Task to carry out:
Within the data that follows, tally every line containing "Apple". Provide only the tally.

________________________________________

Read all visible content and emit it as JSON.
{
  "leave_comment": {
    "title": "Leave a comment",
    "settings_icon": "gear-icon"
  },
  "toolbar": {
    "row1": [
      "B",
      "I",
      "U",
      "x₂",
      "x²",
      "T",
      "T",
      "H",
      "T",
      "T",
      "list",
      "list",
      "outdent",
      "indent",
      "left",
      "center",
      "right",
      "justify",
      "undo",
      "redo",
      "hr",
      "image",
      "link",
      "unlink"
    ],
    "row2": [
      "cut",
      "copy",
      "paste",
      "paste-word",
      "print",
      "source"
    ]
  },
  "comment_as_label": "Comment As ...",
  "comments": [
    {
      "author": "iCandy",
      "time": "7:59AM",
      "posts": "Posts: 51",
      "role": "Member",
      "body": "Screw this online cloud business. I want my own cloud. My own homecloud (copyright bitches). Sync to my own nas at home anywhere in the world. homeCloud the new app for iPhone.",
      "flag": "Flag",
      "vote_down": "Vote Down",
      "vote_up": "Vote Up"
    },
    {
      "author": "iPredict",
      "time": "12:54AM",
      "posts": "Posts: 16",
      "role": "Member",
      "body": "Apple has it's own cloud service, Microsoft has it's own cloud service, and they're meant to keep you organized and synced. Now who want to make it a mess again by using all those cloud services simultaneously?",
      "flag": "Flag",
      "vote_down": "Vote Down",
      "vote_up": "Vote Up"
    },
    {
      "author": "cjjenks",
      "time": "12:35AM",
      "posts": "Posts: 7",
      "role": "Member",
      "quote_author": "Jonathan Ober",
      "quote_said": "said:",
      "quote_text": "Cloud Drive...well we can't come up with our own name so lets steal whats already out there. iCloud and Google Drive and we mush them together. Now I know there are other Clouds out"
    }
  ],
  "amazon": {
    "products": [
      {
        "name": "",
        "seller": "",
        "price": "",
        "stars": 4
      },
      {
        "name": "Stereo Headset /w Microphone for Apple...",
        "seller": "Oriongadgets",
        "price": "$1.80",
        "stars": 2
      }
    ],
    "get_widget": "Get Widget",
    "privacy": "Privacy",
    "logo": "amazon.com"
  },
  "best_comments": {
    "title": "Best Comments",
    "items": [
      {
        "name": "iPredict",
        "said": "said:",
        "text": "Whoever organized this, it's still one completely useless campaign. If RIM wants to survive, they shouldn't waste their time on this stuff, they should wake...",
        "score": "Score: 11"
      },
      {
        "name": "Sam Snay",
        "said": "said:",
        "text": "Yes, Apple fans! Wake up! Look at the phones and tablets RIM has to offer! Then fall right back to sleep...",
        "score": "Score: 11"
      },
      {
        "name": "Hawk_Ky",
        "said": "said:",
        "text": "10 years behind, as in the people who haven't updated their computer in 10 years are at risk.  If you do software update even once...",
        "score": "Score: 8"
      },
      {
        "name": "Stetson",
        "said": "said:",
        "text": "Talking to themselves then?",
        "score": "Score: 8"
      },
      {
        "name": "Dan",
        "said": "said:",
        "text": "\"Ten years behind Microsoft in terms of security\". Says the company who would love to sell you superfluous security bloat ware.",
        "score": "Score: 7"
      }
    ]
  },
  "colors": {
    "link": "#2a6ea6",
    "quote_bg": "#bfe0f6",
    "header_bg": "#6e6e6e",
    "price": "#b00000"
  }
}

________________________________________

Exercise result:
3